## WORK REQUEST:
Only an exact copy of every record counts as an answer.

* * * * *

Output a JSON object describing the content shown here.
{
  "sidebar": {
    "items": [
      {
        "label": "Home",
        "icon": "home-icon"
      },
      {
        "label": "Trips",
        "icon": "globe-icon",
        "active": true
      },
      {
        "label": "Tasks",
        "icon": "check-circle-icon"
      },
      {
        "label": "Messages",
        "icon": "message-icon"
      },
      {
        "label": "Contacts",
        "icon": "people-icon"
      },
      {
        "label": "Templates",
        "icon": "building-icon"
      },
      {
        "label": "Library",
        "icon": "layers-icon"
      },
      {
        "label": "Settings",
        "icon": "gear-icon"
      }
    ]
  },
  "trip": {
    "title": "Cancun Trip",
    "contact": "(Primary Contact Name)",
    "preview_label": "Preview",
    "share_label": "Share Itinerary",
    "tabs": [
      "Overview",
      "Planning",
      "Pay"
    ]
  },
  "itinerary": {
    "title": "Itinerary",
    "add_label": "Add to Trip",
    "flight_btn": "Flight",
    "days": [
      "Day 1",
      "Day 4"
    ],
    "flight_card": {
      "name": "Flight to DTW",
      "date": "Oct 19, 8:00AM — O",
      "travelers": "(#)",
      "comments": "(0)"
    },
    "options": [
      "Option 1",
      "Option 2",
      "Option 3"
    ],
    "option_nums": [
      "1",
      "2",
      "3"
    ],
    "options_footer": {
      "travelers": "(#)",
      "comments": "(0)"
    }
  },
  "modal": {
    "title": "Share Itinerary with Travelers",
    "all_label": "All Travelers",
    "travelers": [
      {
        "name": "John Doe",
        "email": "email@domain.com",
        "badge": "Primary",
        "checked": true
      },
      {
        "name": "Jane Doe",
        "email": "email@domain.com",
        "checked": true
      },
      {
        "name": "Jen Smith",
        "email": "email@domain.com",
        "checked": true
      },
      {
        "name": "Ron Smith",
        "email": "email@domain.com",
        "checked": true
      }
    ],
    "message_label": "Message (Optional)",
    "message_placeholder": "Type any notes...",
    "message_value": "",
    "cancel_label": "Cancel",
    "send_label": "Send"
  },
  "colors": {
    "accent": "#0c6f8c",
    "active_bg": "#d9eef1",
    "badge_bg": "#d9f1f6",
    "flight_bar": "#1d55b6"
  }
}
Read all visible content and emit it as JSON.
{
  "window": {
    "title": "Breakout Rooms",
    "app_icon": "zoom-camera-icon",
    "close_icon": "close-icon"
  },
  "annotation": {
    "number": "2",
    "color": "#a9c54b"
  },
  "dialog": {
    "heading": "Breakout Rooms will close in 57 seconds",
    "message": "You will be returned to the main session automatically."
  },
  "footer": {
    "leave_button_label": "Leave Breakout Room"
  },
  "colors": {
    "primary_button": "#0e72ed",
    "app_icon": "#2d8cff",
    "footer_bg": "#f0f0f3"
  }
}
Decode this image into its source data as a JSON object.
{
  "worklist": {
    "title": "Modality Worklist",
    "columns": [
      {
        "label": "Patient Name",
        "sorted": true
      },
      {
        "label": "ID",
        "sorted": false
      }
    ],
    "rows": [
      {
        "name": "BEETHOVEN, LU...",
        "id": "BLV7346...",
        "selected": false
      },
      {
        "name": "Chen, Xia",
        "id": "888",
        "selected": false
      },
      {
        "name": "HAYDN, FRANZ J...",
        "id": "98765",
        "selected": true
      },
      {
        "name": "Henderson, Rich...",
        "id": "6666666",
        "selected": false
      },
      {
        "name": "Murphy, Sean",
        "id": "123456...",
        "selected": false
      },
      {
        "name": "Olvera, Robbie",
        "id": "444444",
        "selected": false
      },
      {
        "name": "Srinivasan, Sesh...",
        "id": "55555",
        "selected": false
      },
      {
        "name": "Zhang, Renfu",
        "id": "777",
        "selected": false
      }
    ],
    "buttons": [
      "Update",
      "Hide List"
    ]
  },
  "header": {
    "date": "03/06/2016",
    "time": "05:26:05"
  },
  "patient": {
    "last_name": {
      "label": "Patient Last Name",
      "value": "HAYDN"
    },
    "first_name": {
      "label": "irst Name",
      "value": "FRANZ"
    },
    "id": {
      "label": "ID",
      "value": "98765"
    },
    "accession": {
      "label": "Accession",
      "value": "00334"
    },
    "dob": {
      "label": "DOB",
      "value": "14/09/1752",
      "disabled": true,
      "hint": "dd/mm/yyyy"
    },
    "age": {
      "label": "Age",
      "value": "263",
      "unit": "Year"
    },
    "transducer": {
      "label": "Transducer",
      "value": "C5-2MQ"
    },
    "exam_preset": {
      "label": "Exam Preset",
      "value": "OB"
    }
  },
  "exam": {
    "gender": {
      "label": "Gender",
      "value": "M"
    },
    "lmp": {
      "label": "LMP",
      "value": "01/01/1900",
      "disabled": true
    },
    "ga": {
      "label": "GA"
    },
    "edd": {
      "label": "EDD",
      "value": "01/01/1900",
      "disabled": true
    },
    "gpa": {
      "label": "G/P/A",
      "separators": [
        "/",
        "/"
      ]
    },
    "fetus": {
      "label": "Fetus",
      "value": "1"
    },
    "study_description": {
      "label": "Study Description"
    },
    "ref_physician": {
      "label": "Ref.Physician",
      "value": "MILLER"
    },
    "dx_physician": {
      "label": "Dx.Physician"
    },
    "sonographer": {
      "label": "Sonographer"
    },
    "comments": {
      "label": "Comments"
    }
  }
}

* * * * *

## REPLY:
Output a JSON object describing the content shown here.
{
  "sidebar": {
    "items": [
      {
        "label": "Home",
        "icon": "home-icon"
      },
      {
        "label": "Trips",
        "icon": "globe-icon",
        "active": true
      },
      {
        "label": "Tasks",
        "icon": "check-circle-icon"
      },
      {
        "label": "Messages",
        "icon": "message-icon"
      },
      {
        "label": "Contacts",
        "icon": "people-icon"
      },
      {
        "label": "Templates",
        "icon": "building-icon"
      },
      {
        "label": "Library",
        "icon": "layers-icon"
      },
      {
        "label": "Settings",
        "icon": "gear-icon"
      }
    ]
  },
  "trip": {
    "title": "Cancun Trip",
    "contact": "(Primary Contact Name)",
    "preview_label": "Preview",
    "share_label": "Share Itinerary",
    "tabs": [
      "Overview",
      "Planning",
      "Pay"
    ]
  },
  "itinerary": {
    "title": "Itinerary",
    "add_label": "Add to Trip",
    "flight_btn": "Flight",
    "days": [
      "Day 1",
      "Day 4"
    ],
    "flight_card": {
      "name": "Flight to DTW",
      "date": "Oct 19, 8:00AM — O",
      "travelers": "(#)",
      "comments": "(0)"
    },
    "options": [
      "Option 1",
      "Option 2",
      "Option 3"
    ],
    "option_nums": [
      "1",
      "2",
      "3"
    ],
    "options_footer": {
      "travelers": "(#)",
      "comments": "(0)"
    }
  },
  "modal": {
    "title": "Share Itinerary with Travelers",
    "all_label": "All Travelers",
    "travelers": [
      {
        "name": "John Doe",
        "email": "email@domain.com",
        "badge": "Primary",
        "checked": true
      },
      {
        "name": "Jane Doe",
        "email": "email@domain.com",
        "checked": true
      },
      {
        "name": "Jen Smith",
        "email": "email@domain.com",
        "checked": true
      },
      {
        "name": "Ron Smith",
        "email": "email@domain.com",
        "checked": true
      }
    ],
    "message_label": "Message (Optional)",
    "message_placeholder": "Type any notes...",
    "message_value": "",
    "cancel_label": "Cancel",
    "send_label": "Send"
  },
  "colors": {
    "accent": "#0c6f8c",
    "active_bg": "#d9eef1",
    "badge_bg": "#d9f1f6",
    "flight_bar": "#1d55b6"
  }
}
Read all visible content and emit it as JSON.
{
  "window": {
    "title": "Breakout Rooms",
    "app_icon": "zoom-camera-icon",
    "close_icon": "close-icon"
  },
  "annotation": {
    "number": "2",
    "color": "#a9c54b"
  },
  "dialog": {
    "heading": "Breakout Rooms will close in 57 seconds",
    "message": "You will be returned to the main session automatically."
  },
  "footer": {
    "leave_button_label": "Leave Breakout Room"
  },
  "colors": {
    "primary_button": "#0e72ed",
    "app_icon": "#2d8cff",
    "footer_bg": "#f0f0f3"
  }
}
Decode this image into its source data as a JSON object.
{
  "worklist": {
    "title": "Modality Worklist",
    "columns": [
      {
        "label": "Patient Name",
        "sorted": true
      },
      {
        "label": "ID",
        "sorted": false
      }
    ],
    "rows": [
      {
        "name": "BEETHOVEN, LU...",
        "id": "BLV7346...",
        "selected": false
      },
      {
        "name": "Chen, Xia",
        "id": "888",
        "selected": false
      },
      {
        "name": "HAYDN, FRANZ J...",
        "id": "98765",
        "selected": true
      },
      {
        "name": "Henderson, Rich...",
        "id": "6666666",
        "selected": false
      },
      {
        "name": "Murphy, Sean",
        "id": "123456...",
        "selected": false
      },
      {
        "name": "Olvera, Robbie",
        "id": "444444",
        "selected": false
      },
      {
        "name": "Srinivasan, Sesh...",
        "id": "55555",
        "selected": false
      },
      {
        "name": "Zhang, Renfu",
        "id": "777",
        "selected": false
      }
    ],
    "buttons": [
      "Update",
      "Hide List"
    ]
  },
  "header": {
    "date": "03/06/2016",
    "time": "05:26:05"
  },
  "patient": {
    "last_name": {
      "label": "Patient Last Name",
      "value": "HAYDN"
    },
    "first_name": {
      "label": "irst Name",
      "value": "FRANZ"
    },
    "id": {
      "label": "ID",
      "value": "98765"
    },
    "accession": {
      "label": "Accession",
      "value": "00334"
    },
    "dob": {
      "label": "DOB",
      "value": "14/09/1752",
      "disabled": true,
      "hint": "dd/mm/yyyy"
    },
    "age": {
      "label": "Age",
      "value": "263",
      "unit": "Year"
    },
    "transducer": {
      "label": "Transducer",
      "value": "C5-2MQ"
    },
    "exam_preset": {
      "label": "Exam Preset",
      "value": "OB"
    }
  },
  "exam": {
    "gender": {
      "label": "Gender",
      "value": "M"
    },
    "lmp": {
      "label": "LMP",
      "value": "01/01/1900",
      "disabled": true
    },
    "ga": {
      "label": "GA"
    },
    "edd": {
      "label": "EDD",
      "value": "01/01/1900",
      "disabled": true
    },
    "gpa": {
      "label": "G/P/A",
      "separators": [
        "/",
        "/"
      ]
    },
    "fetus": {
      "label": "Fetus",
      "value": "1"
    },
    "study_description": {
      "label": "Study Description"
    },
    "ref_physician": {
      "label": "Ref.Physician",
      "value": "MILLER"
    },
    "dx_physician": {
      "label": "Dx.Physician"
    },
    "sonographer": {
      "label": "Sonographer"
    },
    "comments": {
      "label": "Comments"
    }
  }
}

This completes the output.